Have you ever gotten a call from a telemarketing company trying to offer you that last-minute deal on insurance or a new security system? You probably have. In the last few years the humans who used to attempt to reason with the angry recipient of the call got replaced by a friendly computer secretary who seems much too happy to help you as you scream at it for wasting yet another minute you’ll never get back. You might be wondering what my point in all this is… well let me explain. Next time you are the unfortunate recipient of that call try listening to the computer’s responses. The conversation usually goes a little something like this.
Friendly computer lady- HELLO! (super enthusiastic like) How are you today?
This is where it gets interesting. You can literally say anything you want here–great, terrible, meh, got milk? The computer will most certainly answer with, “I’m good, thanks for asking,” or something eerily similar. That is because the computer is set up to anticipate your response which in almost every case is usually, “I’m fine.” People generally don’t open up to strangers about how they are really doing and thus respond with something automatic and positive yet vague, or they are actually having a pleasant day, and it’s truthful. (Or that is my theory at least.)
That scenario is much like the introductions I make when I am meeting people for the first time. In 90% of cases the scripted responses I rely on when meeting strangers works in my favor, and no one is the wiser that I have Autism. However, about 10% of the time when I make my introduction speech they will decide to go off-script, and no one knows what is going to come out of my mouth. It’s too bad spoken word can’t be typed out into entire sentences only to be backspaced if they are entirely too inappropriate or need to be edited before saying them officially. Each time I meet someone I’ve never met before gives me a little more practice at making my introductions just a little less awkward. I won’t ever be flawless, but it might be my quirkiness that adds to my charm. That being said, let me introduce myself a little better.
Hi! My name is Sara Kerkstra, and I have Autism. I didn’t choose to be this way, and every day is a challenge, but I wouldn’t change anything about myself. Life is very interesting to say the least. My hope is that by sharing my life experiences (the good, the bad, and the entertaining) I will help at least one other person out there who is struggling with any number of the issues that Autism can cause in a world where most people are still ignorant to what Autism is and how it works. I am not a doctor, a certified counselor/social worker, a brain surgeon, or rocket scientist, but I believe my nearly 25 years of experience living with Autism does make me qualified enough to give advice that is rooted in fact and, of course, trial and error.* I look forward to providing my take on Autism and all the fun kooky stories it creates along the way. I hope you will stay tuned for more coming very soon. Until next time– Stay different, stay positive, and always remember, nobody’s perfect.

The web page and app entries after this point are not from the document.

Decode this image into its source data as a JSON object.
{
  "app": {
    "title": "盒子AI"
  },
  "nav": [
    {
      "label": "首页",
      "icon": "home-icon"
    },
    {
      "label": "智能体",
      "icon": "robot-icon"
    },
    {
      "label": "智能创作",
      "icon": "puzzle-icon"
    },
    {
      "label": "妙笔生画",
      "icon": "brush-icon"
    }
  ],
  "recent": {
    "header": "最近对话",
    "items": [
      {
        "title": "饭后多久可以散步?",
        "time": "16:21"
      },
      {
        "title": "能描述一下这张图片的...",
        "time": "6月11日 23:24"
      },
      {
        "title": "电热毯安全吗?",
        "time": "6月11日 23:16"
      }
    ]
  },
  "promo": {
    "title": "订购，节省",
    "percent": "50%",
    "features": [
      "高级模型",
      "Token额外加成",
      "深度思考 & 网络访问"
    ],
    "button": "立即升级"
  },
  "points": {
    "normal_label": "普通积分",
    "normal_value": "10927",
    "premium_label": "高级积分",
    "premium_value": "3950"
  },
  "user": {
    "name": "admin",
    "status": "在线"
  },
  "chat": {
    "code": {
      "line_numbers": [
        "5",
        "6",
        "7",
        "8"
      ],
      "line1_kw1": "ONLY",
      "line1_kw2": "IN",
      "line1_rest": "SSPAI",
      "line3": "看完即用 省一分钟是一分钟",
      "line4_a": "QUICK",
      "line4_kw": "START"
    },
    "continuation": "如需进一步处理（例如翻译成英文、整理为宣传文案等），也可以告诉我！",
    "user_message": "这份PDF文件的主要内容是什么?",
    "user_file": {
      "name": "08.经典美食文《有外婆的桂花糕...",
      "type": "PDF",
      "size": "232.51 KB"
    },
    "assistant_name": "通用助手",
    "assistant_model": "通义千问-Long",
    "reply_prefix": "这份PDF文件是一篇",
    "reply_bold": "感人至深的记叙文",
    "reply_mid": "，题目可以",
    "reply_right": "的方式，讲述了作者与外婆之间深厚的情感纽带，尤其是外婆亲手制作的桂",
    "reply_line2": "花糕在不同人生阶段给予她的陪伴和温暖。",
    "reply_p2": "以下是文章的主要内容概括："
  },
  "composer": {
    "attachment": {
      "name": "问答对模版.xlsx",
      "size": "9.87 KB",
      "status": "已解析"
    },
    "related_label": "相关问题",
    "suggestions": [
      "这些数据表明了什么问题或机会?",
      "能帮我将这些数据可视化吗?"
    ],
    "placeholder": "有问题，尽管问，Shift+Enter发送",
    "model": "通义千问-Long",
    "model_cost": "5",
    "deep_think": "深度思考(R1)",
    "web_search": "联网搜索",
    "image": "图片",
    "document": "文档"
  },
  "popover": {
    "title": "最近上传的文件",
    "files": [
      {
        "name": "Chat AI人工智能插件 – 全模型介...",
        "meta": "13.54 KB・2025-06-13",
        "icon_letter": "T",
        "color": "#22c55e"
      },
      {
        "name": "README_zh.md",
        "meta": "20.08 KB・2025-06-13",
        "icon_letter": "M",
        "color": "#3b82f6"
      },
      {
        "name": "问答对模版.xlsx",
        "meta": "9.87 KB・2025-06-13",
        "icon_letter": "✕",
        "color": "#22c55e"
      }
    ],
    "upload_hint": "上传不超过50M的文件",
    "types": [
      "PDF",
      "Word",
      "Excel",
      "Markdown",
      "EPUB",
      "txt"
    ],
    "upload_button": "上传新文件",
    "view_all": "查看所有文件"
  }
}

*Disclosure: I cannot diagnose anyone, nor should my advice be used solely as a means of treating or trying to cope with Autism or any other health related disability or illness. Please keep in contact with a health care provider or counselor and use your best judgement whether or not to begin any new lifestyle changes recommended in any of my blogs. What worked for me may not work for someone else as we are all different and unique in our own ways.